Exact copy, no pictures: output all the records that follow.
DATA SUPPLIED START
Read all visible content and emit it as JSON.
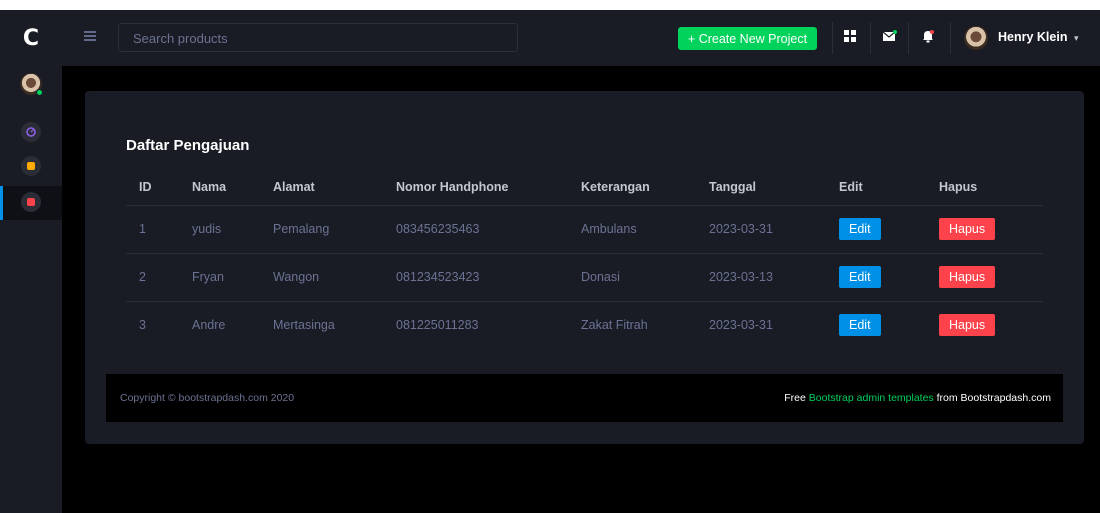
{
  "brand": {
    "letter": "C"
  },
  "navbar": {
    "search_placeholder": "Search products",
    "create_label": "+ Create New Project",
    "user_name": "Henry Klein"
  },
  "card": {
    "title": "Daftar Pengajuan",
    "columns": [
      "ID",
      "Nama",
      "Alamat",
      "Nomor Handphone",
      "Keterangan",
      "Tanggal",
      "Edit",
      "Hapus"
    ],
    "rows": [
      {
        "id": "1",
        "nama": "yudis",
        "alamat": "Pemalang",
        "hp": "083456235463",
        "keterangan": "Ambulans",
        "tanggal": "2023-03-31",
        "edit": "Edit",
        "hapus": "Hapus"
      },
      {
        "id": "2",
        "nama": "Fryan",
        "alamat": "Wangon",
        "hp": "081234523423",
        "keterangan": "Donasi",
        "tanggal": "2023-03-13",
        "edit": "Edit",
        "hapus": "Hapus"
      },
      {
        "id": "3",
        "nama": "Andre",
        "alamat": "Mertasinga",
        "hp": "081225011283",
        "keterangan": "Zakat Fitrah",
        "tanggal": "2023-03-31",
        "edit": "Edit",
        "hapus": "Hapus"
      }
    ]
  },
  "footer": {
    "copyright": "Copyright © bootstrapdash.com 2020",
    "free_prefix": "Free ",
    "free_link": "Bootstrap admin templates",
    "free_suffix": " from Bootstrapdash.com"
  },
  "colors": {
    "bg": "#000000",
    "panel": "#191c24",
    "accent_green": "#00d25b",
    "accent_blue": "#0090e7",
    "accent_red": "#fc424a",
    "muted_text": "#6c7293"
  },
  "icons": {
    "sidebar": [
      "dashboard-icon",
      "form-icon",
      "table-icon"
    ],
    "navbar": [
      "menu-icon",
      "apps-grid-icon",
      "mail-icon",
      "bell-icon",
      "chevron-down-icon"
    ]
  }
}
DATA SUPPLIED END
ANSWER FOR THIS EXERCISE:
Read all visible content and emit it as JSON.
{
  "brand": {
    "letter": "C"
  },
  "navbar": {
    "search_placeholder": "Search products",
    "create_label": "+ Create New Project",
    "user_name": "Henry Klein"
  },
  "card": {
    "title": "Daftar Pengajuan",
    "columns": [
      "ID",
      "Nama",
      "Alamat",
      "Nomor Handphone",
      "Keterangan",
      "Tanggal",
      "Edit",
      "Hapus"
    ],
    "rows": [
      {
        "id": "1",
        "nama": "yudis",
        "alamat": "Pemalang",
        "hp": "083456235463",
        "keterangan": "Ambulans",
        "tanggal": "2023-03-31",
        "edit": "Edit",
        "hapus": "Hapus"
      },
      {
        "id": "2",
        "nama": "Fryan",
        "alamat": "Wangon",
        "hp": "081234523423",
        "keterangan": "Donasi",
        "tanggal": "2023-03-13",
        "edit": "Edit",
        "hapus": "Hapus"
      },
      {
        "id": "3",
        "nama": "Andre",
        "alamat": "Mertasinga",
        "hp": "081225011283",
        "keterangan": "Zakat Fitrah",
        "tanggal": "2023-03-31",
        "edit": "Edit",
        "hapus": "Hapus"
      }
    ]
  },
  "footer": {
    "copyright": "Copyright © bootstrapdash.com 2020",
    "free_prefix": "Free ",
    "free_link": "Bootstrap admin templates",
    "free_suffix": " from Bootstrapdash.com"
  },
  "colors": {
    "bg": "#000000",
    "panel": "#191c24",
    "accent_green": "#00d25b",
    "accent_blue": "#0090e7",
    "accent_red": "#fc424a",
    "muted_text": "#6c7293"
  },
  "icons": {
    "sidebar": [
      "dashboard-icon",
      "form-icon",
      "table-icon"
    ],
    "navbar": [
      "menu-icon",
      "apps-grid-icon",
      "mail-icon",
      "bell-icon",
      "chevron-down-icon"
    ]
  }
}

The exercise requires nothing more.